| The problem |
Find how many lines below mention "Type". Nothing but the number is needed.

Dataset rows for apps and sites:

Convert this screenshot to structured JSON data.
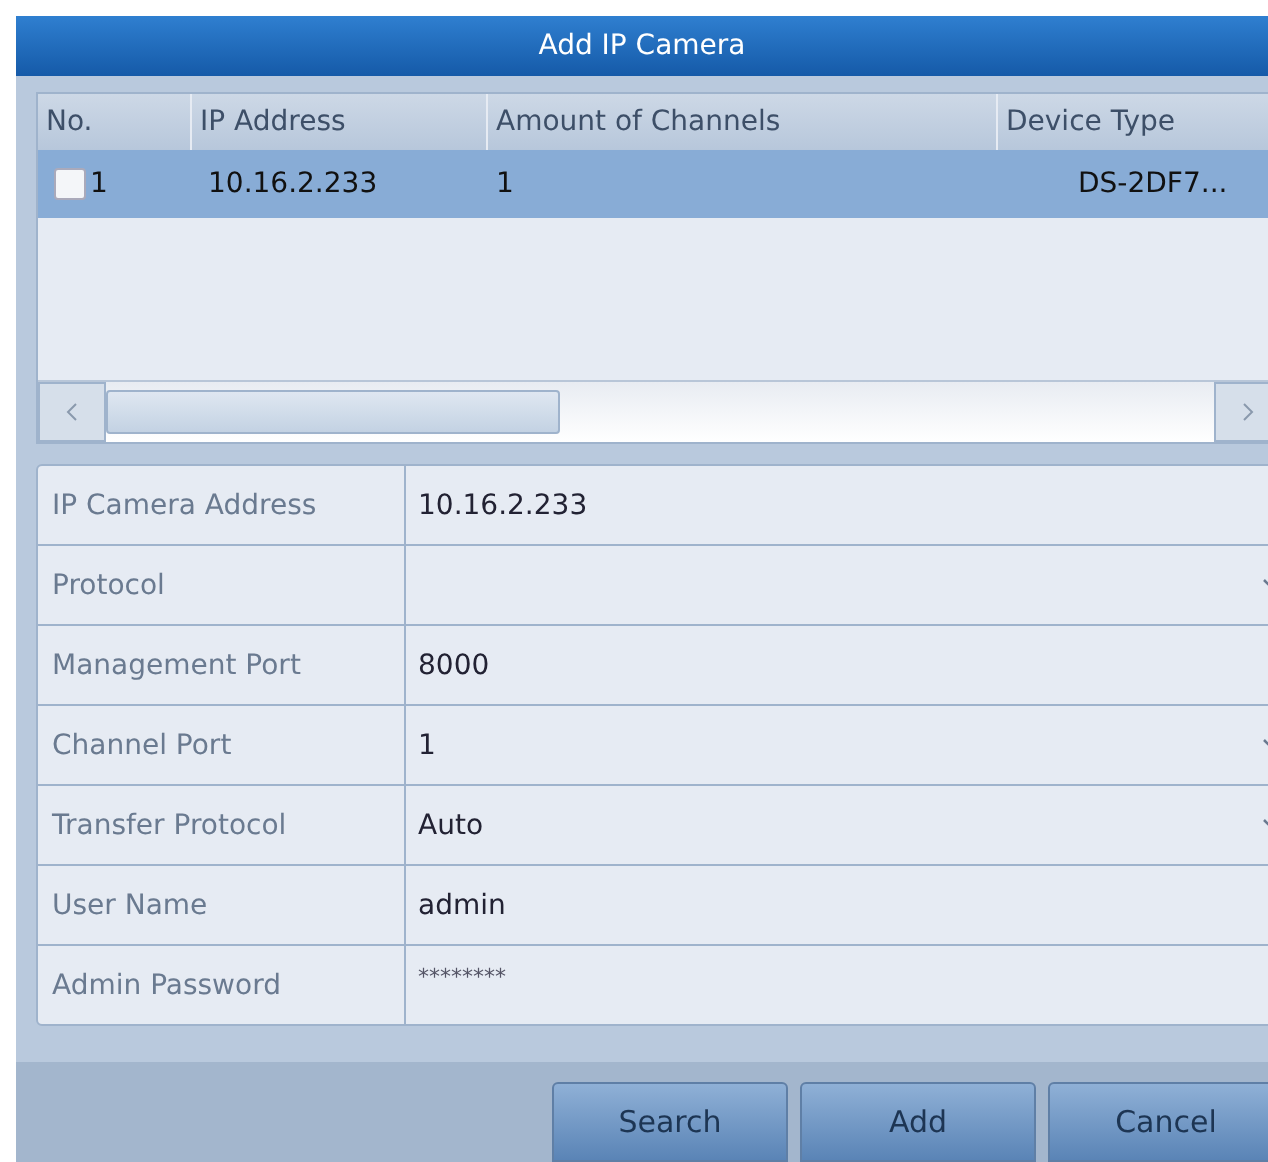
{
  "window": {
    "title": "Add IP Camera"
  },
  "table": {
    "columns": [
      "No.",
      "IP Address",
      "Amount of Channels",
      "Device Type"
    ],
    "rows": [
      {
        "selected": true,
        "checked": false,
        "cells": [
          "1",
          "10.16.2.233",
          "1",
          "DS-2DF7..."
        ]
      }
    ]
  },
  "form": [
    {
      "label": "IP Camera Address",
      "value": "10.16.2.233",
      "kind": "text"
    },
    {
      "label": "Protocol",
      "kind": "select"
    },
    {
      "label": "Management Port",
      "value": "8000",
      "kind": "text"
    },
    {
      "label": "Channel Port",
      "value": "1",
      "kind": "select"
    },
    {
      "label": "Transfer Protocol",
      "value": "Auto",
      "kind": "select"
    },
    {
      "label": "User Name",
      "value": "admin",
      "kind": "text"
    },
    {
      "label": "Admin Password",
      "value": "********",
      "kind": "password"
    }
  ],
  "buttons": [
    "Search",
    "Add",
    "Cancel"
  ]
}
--
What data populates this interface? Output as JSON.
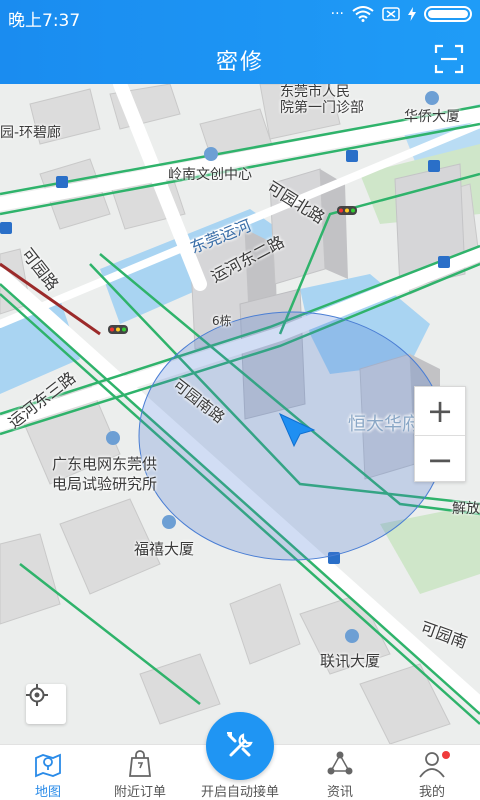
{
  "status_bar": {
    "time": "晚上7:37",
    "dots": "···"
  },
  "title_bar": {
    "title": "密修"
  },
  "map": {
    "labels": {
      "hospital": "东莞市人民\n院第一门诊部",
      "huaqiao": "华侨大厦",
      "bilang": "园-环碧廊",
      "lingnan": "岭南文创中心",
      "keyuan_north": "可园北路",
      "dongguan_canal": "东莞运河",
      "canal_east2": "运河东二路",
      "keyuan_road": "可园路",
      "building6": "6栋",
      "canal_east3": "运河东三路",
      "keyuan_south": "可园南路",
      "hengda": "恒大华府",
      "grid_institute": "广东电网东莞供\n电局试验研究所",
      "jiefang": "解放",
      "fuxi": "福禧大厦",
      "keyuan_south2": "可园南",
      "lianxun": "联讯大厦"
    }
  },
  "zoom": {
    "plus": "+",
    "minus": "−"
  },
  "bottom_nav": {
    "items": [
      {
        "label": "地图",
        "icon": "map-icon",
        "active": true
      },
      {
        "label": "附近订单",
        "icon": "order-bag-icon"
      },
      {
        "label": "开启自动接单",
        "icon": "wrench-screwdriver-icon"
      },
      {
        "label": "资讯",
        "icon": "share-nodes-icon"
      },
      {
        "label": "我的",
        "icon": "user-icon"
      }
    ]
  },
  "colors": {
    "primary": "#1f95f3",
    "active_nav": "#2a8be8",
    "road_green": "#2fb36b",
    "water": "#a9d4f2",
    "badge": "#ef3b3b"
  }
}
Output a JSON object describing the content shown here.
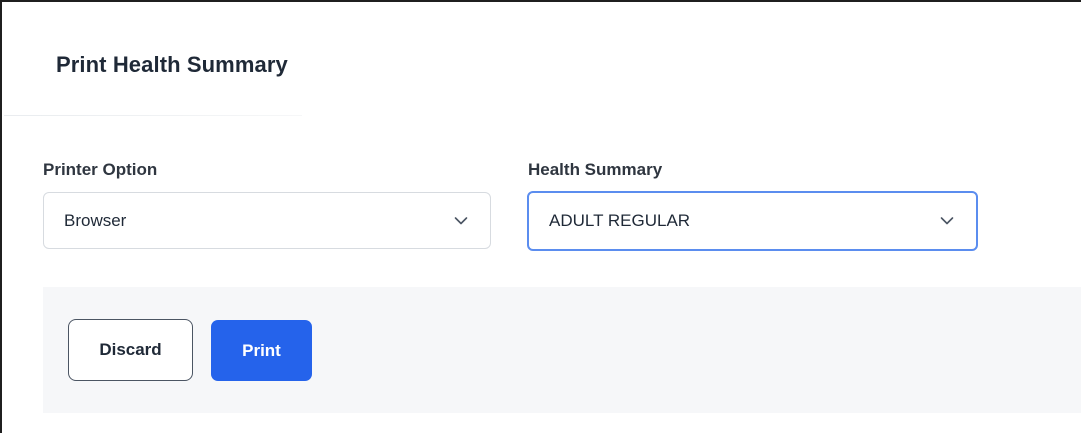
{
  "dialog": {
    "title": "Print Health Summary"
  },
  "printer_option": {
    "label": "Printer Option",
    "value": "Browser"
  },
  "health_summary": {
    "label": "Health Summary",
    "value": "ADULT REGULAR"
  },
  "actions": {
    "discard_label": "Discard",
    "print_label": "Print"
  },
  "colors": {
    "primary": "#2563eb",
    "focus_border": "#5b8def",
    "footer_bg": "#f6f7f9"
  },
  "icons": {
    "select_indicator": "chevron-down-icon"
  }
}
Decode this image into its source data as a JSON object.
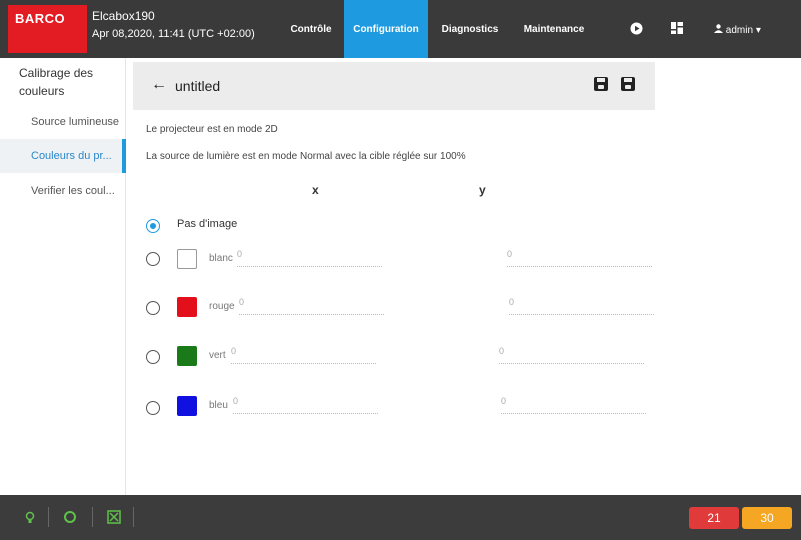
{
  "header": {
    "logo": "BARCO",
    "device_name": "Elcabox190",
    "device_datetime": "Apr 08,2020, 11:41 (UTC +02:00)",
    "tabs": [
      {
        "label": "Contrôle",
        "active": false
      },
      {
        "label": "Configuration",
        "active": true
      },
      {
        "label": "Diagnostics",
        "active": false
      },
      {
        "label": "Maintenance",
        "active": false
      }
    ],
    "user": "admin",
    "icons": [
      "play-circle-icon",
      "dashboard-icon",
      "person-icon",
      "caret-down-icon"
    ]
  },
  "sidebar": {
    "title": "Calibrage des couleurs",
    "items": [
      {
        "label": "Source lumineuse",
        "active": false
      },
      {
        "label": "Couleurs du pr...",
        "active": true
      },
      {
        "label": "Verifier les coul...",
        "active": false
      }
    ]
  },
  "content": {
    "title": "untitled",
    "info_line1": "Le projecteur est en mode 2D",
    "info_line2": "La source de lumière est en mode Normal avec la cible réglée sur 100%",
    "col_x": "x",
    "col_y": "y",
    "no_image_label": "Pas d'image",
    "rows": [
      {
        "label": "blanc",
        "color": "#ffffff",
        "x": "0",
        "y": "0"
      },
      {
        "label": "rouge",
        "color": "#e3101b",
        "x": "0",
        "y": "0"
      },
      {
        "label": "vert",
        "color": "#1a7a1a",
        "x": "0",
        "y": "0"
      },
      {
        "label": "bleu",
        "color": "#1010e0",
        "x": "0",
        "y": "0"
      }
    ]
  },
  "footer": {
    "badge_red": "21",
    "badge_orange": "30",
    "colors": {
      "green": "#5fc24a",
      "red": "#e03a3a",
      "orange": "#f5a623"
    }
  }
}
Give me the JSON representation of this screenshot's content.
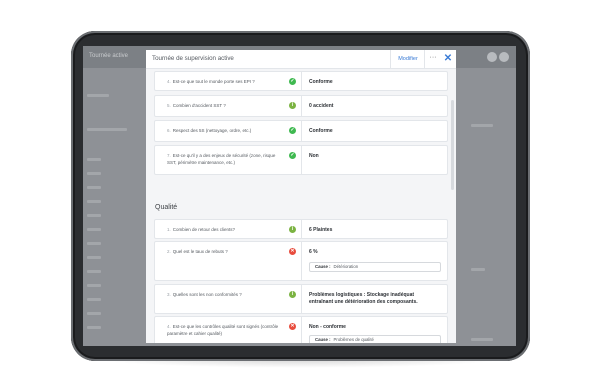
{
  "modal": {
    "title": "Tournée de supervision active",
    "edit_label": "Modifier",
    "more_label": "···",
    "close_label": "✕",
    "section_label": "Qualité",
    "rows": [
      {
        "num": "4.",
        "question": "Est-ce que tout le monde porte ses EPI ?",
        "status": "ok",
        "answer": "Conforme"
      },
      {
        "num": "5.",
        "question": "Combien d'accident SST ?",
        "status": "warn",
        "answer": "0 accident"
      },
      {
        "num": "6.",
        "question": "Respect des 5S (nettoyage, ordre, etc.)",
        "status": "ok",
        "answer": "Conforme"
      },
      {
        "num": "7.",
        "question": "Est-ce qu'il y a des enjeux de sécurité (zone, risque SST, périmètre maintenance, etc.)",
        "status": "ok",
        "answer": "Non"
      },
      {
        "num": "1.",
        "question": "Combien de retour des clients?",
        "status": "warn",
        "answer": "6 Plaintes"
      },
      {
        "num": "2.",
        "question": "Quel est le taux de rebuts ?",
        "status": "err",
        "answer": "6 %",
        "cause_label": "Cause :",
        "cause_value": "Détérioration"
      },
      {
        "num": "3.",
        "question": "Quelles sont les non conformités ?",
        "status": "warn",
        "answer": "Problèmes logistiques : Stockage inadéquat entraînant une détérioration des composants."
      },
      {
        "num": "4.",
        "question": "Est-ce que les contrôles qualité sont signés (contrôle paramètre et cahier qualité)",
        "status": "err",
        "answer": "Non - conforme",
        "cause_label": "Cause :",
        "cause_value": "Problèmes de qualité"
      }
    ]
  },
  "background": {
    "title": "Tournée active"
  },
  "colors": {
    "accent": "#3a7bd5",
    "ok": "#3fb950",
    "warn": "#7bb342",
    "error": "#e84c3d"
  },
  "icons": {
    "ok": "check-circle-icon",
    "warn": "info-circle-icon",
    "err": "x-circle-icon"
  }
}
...
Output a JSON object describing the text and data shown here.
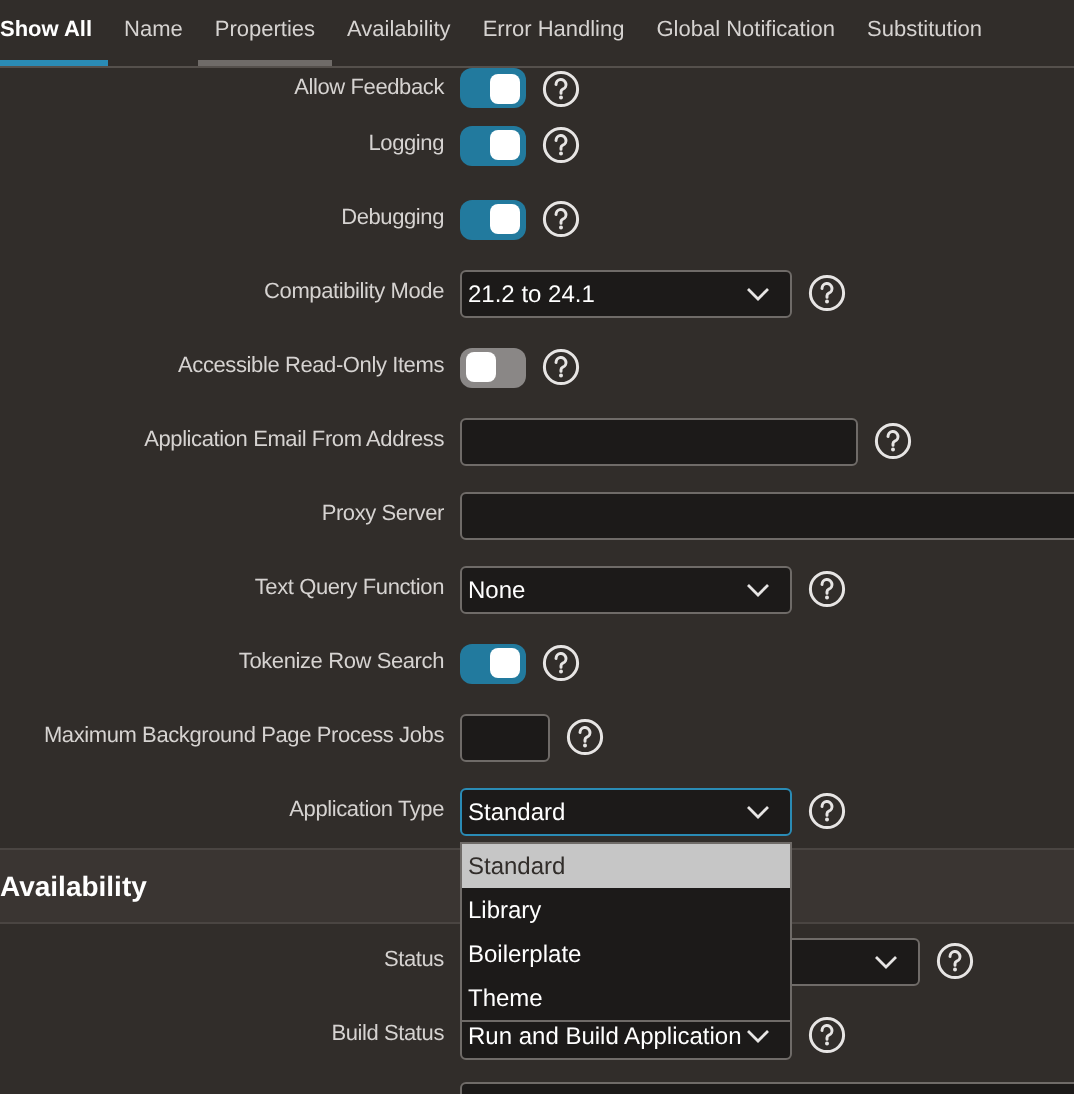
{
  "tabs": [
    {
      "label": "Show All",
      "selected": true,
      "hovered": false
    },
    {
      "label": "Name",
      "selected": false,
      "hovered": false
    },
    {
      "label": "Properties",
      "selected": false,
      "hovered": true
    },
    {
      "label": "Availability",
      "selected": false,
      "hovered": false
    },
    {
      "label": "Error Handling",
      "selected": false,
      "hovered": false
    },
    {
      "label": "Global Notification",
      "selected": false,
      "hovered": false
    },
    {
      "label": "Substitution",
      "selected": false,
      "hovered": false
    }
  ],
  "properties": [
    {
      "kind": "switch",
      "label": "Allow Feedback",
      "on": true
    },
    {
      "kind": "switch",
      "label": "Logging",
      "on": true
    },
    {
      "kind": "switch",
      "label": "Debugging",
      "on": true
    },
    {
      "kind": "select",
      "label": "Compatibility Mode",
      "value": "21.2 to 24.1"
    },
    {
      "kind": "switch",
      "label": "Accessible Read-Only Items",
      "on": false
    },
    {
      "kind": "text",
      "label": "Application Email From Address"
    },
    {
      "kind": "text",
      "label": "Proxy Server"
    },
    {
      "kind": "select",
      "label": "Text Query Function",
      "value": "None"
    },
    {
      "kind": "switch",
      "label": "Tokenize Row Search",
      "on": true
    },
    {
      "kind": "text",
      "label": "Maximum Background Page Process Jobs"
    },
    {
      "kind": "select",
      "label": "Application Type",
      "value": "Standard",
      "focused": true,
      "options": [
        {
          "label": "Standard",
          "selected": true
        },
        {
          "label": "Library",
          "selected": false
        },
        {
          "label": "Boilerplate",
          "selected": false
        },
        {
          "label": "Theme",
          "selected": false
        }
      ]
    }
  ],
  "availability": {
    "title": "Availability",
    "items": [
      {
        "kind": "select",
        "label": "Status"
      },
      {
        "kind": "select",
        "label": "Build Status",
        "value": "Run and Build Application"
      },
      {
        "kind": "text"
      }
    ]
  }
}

| Solution for this problem |
2